Ian Randall, a software engineer at Pushpay, presented ‘APIs at Pushpay – A Continuous Delivery Story.
Ian described the PushPay API store from the beginning to its current position. Starting from one API, they eventually split into two: public and mobile. The mobile API is for internal company use only, with the amount of data used always kept at a minimal level – the only data transferred is what a client needs.
Ian also spoke about Pushpay’s delivery approach. Changes are pushed to production at least six times per day. The development team and the test team are fully integrated, allowing for the efficient resolution of any issues raised during testing.
Barak Chamo, a London-based developer, introduced us to GraphOL, a new technology which is leading to a new language.

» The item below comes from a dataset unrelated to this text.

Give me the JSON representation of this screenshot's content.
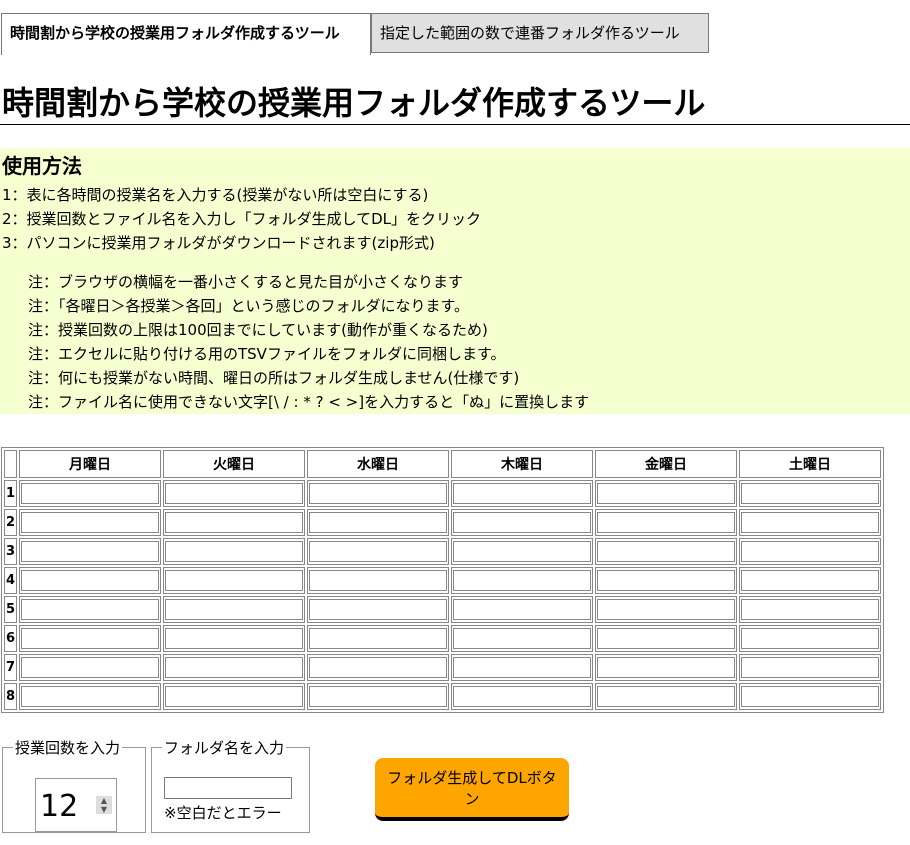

Originally developed by Facebook for its mobile applications, GraphOL became open source in 2015. It brought a paradigm shift in the way we approach data transfer, from the front to back-end of applications.
Instead of using predefined data and response structures, a developer can declare a graph form of a data model, and request data in its object form in a JSON-like syntax. GraphOL also makes things easier, without the need to maintain v1, v3, and v100 or APIs to ensure legacy versions are supported. GraphOL queries always return predictable results. Send a GraphOL query to your API and you get exactly what you need – nothing more and nothing less. If more than one object is required, GraphOL queries follow the references between the resources, retrieving multiple objects in a single request. This means applications which are GraphOL-based are fast, even on slow mobile network connections.

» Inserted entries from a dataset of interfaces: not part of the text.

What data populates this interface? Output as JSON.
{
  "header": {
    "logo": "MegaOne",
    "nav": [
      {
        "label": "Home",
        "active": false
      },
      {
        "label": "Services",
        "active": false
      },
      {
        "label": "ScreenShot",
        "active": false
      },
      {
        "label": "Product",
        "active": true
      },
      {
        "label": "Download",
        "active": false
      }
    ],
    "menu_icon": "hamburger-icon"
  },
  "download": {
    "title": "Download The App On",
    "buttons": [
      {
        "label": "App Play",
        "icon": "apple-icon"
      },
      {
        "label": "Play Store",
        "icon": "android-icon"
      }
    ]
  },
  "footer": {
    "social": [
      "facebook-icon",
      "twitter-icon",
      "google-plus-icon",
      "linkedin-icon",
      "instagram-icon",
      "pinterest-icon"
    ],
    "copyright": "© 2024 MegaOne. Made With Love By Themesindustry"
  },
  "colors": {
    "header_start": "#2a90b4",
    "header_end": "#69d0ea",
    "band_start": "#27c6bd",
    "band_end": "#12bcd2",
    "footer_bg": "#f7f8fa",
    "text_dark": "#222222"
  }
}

The only disadvantage is GraphOL is a brand new language API developers need to learn – or is that actually another advantage?
Abhishek Tiwari is a lead software engineer at Isentia, and spoke about legacy code API transformation journey.
Due to one-time, one-place processing and isolation of business rules, stored procedure has been used as a de facto standard for application to access and manipulate data. But if you have a legacy code with most of the business logic imbedded into it, you can still develop API against the stored procedures considering them as a variation of Functions as a service (FaaS).
A function in FaaS is a self-contained piece of reusable functionality, which makes them similar to stored procedures. This means stored procedures can be converted one by one into FaaS functions to be executed via API endpoints.
API days presented a wide and informative range of new technologies, together with approaches to using these new technologies. We were able to see ways to enhance the API build process and get new features into production quickly and safely. There were ideas on how businesses use APIs by mixing new and old technology to enable them expand the capabilities of legacy systems through APIs, without the need to reengineer or rearchitect much of what is already in place.
While API itself is not new, it has recently turned into a key tool. It could be compared with a door. For a developer, it is a door into the software program, allowing interactions without need to share the code. For a business, it is a door to the leading products market, which turns competitors into partners.